"""
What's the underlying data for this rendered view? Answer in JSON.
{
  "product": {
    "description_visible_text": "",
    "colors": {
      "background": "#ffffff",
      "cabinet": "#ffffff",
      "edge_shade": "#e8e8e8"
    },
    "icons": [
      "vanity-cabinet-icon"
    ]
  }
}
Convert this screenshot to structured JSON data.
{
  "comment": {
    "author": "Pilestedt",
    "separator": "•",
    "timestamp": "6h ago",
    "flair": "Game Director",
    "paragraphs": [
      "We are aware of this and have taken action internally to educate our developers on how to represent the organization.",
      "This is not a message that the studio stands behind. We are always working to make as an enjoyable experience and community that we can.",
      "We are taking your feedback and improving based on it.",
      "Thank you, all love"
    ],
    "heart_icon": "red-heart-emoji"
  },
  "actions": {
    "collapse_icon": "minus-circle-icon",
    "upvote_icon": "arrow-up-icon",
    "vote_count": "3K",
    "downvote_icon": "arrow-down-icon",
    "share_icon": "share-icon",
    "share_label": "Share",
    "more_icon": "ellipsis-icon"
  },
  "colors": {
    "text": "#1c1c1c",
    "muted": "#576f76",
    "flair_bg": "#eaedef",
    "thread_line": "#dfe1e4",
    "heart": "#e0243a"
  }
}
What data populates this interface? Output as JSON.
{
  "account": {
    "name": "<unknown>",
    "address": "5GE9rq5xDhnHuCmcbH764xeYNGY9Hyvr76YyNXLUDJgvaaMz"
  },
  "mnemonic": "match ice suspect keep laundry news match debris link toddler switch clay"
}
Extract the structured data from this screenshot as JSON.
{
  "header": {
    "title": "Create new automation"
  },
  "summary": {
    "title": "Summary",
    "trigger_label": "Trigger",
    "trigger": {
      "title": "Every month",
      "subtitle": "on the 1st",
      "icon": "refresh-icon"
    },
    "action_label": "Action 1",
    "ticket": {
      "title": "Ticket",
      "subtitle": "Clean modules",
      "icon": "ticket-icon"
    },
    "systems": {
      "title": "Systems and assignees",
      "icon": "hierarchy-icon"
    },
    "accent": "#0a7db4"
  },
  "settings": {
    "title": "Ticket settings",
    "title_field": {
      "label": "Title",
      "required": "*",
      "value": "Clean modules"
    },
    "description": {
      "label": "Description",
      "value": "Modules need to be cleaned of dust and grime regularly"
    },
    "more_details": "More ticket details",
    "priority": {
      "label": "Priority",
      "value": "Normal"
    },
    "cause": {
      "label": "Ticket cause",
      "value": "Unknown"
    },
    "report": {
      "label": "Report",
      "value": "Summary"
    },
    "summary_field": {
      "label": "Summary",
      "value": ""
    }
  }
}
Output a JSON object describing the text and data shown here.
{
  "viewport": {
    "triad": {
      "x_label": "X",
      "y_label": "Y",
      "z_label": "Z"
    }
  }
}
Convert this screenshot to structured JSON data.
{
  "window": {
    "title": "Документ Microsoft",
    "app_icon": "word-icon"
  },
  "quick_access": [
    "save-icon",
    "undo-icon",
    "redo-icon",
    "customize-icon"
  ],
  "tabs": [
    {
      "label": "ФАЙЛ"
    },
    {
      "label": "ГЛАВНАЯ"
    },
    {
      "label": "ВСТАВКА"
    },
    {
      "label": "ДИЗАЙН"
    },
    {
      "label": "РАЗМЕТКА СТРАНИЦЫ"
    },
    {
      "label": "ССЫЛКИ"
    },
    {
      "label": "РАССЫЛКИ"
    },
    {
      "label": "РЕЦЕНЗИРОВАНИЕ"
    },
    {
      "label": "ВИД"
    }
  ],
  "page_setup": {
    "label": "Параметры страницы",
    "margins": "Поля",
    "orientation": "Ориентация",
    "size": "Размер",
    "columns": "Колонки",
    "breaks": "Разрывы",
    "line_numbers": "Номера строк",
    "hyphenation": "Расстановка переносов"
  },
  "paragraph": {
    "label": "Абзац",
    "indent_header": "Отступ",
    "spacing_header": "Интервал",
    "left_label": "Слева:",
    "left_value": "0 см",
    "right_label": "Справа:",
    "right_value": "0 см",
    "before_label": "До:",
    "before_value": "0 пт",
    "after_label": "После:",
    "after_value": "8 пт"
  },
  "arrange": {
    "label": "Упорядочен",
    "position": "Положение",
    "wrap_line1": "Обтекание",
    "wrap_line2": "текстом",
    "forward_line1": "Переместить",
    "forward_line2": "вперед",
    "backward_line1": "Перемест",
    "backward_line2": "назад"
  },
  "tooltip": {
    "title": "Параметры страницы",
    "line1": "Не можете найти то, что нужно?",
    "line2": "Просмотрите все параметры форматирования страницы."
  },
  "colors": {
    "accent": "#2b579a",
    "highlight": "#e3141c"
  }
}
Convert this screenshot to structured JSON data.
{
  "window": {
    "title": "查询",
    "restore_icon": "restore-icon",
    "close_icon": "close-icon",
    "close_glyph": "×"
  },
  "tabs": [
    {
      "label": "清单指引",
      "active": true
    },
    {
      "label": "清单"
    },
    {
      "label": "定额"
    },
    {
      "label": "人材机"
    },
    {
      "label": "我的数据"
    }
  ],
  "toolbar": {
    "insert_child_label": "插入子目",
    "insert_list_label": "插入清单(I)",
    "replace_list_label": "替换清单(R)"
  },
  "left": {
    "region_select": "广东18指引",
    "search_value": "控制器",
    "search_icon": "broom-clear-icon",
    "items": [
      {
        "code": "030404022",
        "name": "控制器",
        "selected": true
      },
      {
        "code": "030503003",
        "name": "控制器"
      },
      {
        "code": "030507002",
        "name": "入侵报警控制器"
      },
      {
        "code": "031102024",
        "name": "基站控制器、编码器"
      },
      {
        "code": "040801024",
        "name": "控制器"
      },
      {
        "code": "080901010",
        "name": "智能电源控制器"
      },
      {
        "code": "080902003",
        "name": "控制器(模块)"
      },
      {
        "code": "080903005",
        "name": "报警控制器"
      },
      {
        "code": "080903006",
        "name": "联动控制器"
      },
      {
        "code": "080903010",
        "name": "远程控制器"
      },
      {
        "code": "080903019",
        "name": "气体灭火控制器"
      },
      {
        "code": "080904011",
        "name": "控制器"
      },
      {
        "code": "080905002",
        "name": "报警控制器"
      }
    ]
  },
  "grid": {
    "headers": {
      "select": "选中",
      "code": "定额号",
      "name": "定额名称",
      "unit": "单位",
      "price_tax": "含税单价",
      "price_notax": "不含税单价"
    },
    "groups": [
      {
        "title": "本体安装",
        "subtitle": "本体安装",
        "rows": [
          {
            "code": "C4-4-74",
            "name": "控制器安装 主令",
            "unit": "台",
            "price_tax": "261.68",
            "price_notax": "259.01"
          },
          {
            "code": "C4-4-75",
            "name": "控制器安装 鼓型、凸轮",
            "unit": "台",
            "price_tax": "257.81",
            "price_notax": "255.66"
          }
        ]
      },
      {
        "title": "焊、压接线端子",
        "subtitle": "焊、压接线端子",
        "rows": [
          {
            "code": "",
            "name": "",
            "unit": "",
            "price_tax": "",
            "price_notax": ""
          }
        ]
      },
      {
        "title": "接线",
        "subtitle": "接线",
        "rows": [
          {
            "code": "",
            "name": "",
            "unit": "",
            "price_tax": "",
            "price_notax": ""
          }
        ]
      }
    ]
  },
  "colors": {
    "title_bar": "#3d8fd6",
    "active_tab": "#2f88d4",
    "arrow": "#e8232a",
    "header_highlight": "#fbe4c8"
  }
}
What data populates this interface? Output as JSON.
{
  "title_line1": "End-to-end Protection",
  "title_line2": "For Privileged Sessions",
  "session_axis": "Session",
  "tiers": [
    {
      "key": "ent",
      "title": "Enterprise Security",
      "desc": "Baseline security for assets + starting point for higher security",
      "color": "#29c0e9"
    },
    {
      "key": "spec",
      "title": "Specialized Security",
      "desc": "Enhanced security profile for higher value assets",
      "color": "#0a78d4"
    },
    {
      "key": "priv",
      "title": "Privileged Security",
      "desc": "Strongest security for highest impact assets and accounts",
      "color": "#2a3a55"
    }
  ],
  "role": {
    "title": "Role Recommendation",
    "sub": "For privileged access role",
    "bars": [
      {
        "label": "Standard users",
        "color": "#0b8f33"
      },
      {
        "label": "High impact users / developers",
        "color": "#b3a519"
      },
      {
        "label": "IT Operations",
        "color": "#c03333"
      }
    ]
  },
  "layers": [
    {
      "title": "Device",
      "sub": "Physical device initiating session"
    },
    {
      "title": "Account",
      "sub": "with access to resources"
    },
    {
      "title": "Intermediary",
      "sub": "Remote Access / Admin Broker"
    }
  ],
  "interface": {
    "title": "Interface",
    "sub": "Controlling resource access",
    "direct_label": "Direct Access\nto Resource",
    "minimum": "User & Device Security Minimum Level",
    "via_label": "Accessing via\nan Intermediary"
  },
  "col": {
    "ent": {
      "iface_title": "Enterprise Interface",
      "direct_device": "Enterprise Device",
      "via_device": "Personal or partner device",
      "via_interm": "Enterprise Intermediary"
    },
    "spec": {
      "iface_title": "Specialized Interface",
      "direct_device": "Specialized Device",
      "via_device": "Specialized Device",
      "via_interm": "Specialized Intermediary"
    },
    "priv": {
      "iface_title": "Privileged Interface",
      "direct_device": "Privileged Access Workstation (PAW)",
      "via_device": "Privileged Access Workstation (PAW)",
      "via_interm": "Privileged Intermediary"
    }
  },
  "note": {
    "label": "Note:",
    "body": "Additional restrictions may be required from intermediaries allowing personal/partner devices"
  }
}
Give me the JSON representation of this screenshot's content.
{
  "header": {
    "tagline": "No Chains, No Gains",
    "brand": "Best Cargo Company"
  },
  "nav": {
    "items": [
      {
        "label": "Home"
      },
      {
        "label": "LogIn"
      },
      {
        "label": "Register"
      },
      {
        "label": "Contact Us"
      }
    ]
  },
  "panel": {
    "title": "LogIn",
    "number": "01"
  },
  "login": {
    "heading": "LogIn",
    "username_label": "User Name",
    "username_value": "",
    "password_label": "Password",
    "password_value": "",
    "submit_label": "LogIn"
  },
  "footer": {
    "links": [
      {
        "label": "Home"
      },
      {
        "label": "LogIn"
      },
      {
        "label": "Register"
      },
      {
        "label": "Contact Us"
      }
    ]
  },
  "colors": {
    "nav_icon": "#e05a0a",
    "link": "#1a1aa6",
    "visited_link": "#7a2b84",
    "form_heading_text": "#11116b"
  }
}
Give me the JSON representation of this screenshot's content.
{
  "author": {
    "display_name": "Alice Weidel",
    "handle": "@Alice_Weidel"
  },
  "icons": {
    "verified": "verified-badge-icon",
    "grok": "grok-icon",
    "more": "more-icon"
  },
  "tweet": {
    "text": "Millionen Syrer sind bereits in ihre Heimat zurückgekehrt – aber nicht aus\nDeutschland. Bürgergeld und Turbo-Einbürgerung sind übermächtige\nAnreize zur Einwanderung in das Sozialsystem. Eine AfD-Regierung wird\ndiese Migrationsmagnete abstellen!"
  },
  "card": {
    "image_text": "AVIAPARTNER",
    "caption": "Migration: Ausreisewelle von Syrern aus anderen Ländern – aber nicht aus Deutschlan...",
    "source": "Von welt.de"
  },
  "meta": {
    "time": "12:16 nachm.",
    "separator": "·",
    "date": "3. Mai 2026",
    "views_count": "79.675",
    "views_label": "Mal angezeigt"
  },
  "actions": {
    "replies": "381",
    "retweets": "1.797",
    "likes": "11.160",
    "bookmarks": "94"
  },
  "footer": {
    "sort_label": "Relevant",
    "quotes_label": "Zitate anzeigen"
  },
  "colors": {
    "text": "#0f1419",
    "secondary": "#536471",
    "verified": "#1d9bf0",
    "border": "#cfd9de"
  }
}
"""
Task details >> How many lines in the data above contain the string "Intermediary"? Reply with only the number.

Solution to the problem >> 5